Accession Number:

ADA458426

Title:

Israeli-Arab Negotiations: Background, Conflicts, and U.S. Policy

Descriptive Note:

Congressional rept.

Corporate Author:

LIBRARY OF CONGRESS WASHINGTON DC CONGRESSIONAL RESEARCH SERVICE

Personal Author(s):

Report Date:

2006-11-14

Pagination or Media Count:

35.0

Abstract:

After the first Gulf war, in 1991, a new peace process involved bilateral negotiations between Israel and the Palestinians, Jordan, Syria, and Lebanon with mixed results. Milestones included the Israeli-Palestine Liberation Organization PLO Declaration of Principles of September 13, 1991, providing for Palestinian empowerment and some territorial control, the Israeli-Jordanian peace treaty of October 26, 1994, and the Interim Self-Rule in the West Bank or Oslo II accord of September 28, 1995, which led to the formation of the Palestinian Authority PA to govern the West Bank and Gaza. However, Israeli-Syrian negotiations were intermittent and difficult, and postponed indefinitely in 2000. Negotiations with Lebanon also were unsuccessful, leading Israel to withdraw unilaterally from south Lebanon on May 24, 2000. President Clinton held a summit with Israeli and Palestinian leaders at Camp David on final status issues that July, but they did not produce an accord. A Palestinian uprising or intifadah began in September. On February 6, 2001, Ariel Sharon was elected Prime Minister of Israel, and rejected steps taken at Camp David and afterwards. The post 911 war on terrorism prompted renewed U.S. focus on a peace process, emphasizing as its goal a democratic Palestinian state as a precondition for achieving peace. On April 30, 2003, the United States, the United Nations, European Union, and Russia presented a Roadmap to Palestinian statehood within 3 years. It has not been implemented by either Israel or the Palestinians. PA ChairmanPresident Yasir Arafat died on November 11, 2004 on January 9, 2005, Mahmud Abbas was elected to succeed him and he seeks final status talks. Since Hamas, which Israel and the United States consider a terrorist group, won the January 2006 Palestinian parliamentary elections, however, the situation has been complicated.

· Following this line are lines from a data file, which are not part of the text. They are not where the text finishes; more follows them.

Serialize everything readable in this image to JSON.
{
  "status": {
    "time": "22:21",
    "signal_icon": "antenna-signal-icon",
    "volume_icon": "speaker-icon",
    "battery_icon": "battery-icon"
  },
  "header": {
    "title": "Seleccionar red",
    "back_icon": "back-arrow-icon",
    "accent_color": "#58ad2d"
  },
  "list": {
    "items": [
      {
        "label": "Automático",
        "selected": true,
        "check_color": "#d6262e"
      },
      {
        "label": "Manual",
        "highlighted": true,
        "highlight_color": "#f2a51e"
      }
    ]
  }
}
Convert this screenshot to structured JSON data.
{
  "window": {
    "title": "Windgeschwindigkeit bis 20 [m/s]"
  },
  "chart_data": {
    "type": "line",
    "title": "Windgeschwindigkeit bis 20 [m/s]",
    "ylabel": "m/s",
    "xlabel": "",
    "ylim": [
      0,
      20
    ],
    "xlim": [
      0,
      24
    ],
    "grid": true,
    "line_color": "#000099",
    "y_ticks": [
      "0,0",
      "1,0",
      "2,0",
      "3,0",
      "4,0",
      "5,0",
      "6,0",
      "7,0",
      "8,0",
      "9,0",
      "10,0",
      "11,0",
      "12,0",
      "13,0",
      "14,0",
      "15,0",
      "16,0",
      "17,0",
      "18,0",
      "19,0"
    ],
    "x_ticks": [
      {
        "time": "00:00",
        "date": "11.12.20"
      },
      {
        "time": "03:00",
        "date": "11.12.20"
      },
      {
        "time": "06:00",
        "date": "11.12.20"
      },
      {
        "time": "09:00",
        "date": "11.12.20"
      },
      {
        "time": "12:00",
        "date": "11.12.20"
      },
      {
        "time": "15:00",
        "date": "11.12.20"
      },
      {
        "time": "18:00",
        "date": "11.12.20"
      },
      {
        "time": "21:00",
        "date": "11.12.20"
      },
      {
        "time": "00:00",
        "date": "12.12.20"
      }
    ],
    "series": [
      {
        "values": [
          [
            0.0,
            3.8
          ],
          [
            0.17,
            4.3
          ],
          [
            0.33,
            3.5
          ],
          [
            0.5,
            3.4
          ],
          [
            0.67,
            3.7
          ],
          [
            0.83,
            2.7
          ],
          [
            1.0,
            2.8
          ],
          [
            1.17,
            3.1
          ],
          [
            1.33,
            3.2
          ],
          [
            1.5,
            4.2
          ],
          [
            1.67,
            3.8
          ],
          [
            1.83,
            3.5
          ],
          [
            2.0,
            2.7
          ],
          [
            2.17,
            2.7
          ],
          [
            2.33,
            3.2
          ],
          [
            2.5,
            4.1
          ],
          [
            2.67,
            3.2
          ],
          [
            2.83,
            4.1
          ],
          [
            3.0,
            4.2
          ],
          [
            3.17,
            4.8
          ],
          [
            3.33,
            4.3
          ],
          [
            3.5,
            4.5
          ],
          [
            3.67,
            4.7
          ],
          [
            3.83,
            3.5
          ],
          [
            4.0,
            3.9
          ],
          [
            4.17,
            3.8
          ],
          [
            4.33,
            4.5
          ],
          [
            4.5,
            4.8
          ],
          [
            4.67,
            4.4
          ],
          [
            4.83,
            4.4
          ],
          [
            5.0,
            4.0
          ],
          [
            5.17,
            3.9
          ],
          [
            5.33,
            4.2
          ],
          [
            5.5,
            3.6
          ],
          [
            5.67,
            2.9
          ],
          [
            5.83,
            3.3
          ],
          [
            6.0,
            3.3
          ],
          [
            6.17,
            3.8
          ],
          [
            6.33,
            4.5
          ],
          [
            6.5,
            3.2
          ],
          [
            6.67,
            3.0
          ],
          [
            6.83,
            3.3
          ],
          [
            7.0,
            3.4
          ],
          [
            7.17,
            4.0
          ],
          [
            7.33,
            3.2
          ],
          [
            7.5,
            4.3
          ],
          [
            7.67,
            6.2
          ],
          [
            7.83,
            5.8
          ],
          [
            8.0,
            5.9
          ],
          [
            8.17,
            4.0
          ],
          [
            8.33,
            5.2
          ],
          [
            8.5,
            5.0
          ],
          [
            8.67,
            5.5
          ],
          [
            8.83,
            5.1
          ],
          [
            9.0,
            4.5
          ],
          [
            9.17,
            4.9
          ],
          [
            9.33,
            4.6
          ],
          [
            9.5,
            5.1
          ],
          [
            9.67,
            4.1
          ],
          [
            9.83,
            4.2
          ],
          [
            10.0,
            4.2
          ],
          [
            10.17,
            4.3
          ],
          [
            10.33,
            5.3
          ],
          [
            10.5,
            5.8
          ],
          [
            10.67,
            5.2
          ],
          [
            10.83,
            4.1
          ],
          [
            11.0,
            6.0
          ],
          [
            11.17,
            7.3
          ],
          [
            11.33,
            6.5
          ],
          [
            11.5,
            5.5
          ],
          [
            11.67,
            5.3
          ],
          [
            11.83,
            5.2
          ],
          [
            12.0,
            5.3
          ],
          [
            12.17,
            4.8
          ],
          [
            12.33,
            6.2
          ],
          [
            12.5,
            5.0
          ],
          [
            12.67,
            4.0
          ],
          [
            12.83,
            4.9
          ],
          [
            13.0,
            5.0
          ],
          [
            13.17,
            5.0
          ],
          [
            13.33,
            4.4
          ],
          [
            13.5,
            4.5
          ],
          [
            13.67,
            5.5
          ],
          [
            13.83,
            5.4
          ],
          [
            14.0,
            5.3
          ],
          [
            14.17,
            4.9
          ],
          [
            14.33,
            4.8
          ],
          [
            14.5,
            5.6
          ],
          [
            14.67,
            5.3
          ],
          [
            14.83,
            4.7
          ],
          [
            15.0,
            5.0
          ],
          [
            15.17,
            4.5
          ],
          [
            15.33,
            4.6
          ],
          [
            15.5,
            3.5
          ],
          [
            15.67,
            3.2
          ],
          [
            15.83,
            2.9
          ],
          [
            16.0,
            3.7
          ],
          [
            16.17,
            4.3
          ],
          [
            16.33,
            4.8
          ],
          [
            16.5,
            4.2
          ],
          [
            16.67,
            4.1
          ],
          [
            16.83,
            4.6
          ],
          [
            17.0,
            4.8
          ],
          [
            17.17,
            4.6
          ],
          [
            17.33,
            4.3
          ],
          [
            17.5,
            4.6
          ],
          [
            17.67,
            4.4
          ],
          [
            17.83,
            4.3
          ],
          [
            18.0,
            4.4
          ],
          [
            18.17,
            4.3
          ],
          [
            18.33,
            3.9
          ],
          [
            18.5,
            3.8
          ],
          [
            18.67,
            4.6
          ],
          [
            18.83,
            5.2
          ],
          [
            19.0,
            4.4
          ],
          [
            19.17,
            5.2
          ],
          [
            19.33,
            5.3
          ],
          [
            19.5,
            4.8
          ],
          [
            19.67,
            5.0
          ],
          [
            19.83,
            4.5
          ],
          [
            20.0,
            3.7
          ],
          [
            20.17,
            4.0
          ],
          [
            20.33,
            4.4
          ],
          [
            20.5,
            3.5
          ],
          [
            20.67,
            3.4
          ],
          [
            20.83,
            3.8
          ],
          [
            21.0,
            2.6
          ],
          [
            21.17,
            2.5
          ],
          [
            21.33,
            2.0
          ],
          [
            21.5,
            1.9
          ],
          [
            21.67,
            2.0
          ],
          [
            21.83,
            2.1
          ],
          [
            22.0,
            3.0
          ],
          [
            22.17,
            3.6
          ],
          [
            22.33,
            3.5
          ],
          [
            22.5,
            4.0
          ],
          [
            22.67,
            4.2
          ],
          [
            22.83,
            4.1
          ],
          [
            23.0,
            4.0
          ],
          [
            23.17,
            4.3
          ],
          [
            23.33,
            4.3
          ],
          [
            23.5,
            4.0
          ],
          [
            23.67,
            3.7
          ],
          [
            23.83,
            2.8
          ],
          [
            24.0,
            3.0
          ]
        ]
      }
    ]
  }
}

Subject Categories:

  • Government and Political Science
  • Sociology and Law
  • Humanities and History

Distribution Statement:

APPROVED FOR PUBLIC RELEASE